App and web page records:
# # #
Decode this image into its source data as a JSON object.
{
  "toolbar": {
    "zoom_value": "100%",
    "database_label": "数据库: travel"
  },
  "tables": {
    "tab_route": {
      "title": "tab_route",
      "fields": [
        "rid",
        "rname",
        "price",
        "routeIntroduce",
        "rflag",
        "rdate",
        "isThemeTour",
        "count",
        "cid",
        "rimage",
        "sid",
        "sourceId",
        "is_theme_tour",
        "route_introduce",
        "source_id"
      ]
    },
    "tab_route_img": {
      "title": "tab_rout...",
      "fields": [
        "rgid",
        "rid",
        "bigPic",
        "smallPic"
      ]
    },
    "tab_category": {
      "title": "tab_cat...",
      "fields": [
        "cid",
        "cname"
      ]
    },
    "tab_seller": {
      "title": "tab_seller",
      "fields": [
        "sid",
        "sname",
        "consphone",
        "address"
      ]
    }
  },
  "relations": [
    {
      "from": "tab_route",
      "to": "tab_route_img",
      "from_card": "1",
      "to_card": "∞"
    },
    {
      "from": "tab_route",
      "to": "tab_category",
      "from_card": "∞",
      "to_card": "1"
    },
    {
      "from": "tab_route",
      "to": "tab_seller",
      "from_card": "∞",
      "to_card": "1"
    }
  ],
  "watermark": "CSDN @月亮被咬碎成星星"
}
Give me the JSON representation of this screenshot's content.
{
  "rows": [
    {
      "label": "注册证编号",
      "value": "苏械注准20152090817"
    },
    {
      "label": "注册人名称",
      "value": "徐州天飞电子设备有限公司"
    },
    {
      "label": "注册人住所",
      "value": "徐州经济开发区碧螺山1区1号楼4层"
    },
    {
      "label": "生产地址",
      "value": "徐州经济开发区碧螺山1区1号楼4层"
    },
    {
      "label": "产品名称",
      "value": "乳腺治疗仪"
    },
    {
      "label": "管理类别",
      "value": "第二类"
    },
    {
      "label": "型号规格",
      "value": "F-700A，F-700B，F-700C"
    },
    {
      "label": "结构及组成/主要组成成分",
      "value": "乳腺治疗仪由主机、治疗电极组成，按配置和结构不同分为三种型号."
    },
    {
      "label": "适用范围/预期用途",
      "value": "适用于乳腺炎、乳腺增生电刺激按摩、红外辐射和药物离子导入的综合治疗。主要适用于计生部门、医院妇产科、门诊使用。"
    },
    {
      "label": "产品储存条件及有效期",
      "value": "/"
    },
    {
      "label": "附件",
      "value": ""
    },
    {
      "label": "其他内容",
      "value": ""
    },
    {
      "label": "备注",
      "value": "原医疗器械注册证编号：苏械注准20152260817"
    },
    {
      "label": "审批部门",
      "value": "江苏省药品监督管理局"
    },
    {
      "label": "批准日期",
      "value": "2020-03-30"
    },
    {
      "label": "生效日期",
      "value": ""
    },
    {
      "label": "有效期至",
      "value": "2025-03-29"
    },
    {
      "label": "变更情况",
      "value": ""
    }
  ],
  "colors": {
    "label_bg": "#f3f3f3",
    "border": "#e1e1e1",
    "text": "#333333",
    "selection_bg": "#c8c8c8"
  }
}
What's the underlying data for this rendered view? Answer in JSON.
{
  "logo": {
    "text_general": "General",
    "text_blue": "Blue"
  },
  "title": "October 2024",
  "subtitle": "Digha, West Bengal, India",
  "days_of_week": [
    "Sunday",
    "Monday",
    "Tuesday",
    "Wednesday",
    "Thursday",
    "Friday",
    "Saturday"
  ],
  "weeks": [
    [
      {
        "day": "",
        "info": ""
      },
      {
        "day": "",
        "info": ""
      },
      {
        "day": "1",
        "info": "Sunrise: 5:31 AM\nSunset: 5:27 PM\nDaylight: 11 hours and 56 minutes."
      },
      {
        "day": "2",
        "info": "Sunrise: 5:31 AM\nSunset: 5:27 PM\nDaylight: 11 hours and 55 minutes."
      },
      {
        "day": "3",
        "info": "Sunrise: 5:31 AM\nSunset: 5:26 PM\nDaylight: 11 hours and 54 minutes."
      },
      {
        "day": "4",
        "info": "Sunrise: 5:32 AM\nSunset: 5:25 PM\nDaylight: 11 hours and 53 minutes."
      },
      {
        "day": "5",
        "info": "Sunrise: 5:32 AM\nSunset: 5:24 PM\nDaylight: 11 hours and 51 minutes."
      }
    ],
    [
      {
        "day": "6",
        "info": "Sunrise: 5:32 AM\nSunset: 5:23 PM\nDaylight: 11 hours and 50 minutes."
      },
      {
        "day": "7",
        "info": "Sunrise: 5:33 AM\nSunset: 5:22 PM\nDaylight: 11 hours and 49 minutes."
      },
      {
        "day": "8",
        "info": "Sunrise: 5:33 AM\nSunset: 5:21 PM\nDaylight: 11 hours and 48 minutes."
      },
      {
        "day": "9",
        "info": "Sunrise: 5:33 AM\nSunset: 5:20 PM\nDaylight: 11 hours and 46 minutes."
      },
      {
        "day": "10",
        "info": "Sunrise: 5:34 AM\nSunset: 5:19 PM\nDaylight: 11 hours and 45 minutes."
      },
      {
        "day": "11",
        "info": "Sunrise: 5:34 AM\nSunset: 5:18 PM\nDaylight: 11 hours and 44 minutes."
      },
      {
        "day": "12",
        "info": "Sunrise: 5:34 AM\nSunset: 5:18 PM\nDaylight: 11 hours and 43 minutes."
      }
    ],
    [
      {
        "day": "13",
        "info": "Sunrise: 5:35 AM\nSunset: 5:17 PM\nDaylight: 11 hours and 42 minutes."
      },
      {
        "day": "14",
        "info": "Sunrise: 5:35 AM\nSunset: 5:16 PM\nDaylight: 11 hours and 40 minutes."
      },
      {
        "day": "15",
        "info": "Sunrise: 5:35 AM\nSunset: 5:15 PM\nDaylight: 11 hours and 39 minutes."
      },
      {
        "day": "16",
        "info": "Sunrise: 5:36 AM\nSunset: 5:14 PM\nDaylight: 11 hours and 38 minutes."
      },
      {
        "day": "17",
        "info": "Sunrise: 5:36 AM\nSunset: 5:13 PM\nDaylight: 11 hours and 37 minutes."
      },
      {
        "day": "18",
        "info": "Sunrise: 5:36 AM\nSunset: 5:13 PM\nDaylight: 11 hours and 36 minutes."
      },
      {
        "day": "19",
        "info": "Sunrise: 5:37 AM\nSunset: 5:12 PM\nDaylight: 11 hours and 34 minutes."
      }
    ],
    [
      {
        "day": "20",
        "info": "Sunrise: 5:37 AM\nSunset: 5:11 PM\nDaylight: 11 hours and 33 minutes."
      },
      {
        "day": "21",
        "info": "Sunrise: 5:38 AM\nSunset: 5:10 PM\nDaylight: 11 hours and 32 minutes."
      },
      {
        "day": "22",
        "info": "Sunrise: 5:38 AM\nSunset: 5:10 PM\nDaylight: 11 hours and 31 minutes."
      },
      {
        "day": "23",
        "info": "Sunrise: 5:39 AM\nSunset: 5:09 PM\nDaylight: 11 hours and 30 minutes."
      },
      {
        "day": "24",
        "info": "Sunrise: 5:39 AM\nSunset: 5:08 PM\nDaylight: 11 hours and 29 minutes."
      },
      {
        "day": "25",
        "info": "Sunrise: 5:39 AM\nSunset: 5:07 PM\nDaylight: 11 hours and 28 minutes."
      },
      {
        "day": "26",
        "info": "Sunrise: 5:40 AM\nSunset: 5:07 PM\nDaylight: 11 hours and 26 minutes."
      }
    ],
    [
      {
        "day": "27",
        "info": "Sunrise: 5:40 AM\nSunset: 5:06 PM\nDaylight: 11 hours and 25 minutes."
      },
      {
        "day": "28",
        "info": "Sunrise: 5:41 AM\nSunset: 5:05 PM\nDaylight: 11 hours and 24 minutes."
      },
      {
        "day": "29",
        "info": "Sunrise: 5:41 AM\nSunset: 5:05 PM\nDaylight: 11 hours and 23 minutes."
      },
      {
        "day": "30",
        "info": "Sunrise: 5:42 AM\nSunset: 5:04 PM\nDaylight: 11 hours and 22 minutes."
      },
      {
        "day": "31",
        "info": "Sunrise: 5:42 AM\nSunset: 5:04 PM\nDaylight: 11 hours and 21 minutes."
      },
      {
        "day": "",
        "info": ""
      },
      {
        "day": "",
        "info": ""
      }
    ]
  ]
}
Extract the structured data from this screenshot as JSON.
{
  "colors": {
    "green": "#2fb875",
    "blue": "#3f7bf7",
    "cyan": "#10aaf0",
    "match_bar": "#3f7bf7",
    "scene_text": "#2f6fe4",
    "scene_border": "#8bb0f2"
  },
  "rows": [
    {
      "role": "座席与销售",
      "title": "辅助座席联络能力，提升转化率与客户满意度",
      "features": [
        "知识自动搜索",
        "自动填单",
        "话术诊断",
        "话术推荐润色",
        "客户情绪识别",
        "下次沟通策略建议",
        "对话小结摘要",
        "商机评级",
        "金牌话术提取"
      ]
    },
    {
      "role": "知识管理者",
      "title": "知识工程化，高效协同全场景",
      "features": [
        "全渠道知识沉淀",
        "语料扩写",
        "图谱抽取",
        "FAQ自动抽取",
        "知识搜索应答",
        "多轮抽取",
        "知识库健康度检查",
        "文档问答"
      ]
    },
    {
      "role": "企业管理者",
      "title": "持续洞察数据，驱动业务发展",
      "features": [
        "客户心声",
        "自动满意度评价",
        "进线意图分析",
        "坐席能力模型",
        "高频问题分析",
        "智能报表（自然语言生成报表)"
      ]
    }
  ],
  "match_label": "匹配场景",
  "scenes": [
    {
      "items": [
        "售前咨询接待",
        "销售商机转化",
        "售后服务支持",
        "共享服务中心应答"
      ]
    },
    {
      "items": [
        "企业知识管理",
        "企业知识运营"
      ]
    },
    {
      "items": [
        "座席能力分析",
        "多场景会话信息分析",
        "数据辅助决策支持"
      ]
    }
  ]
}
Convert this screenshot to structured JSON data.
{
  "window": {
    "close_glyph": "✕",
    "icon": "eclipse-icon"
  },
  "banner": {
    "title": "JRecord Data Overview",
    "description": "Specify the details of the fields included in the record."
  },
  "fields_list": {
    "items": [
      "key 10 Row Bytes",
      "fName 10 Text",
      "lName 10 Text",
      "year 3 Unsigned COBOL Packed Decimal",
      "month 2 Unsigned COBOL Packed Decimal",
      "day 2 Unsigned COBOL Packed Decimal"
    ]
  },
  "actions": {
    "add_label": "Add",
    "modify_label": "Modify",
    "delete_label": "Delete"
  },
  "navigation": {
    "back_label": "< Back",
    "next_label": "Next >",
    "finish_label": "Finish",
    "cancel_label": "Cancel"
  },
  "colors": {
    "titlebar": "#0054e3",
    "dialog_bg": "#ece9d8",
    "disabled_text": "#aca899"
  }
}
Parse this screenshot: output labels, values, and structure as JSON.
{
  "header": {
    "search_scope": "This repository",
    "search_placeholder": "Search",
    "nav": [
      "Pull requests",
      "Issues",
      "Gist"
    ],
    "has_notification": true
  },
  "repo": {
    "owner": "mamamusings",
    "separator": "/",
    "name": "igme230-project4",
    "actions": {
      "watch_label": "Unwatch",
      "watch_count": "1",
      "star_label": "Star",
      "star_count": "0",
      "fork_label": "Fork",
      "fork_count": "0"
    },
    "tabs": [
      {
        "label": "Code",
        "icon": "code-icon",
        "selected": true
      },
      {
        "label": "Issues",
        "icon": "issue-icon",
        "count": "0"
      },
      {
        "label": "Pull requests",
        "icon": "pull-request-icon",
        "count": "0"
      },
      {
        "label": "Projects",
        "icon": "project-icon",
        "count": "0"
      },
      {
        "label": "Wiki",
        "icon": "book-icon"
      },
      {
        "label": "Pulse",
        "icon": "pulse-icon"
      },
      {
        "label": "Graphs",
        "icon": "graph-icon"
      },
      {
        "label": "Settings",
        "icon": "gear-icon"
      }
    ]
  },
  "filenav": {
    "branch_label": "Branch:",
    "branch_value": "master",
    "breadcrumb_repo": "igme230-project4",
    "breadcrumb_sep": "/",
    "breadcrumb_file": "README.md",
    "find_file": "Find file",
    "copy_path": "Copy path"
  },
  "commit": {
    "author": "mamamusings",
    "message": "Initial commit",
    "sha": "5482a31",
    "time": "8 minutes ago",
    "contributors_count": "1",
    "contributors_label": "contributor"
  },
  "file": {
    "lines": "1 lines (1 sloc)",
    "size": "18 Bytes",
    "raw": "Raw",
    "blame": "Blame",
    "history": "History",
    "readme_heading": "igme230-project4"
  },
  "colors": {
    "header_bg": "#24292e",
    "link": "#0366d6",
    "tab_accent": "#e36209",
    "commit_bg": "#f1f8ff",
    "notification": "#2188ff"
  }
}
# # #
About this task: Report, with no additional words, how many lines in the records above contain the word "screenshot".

Result below: 4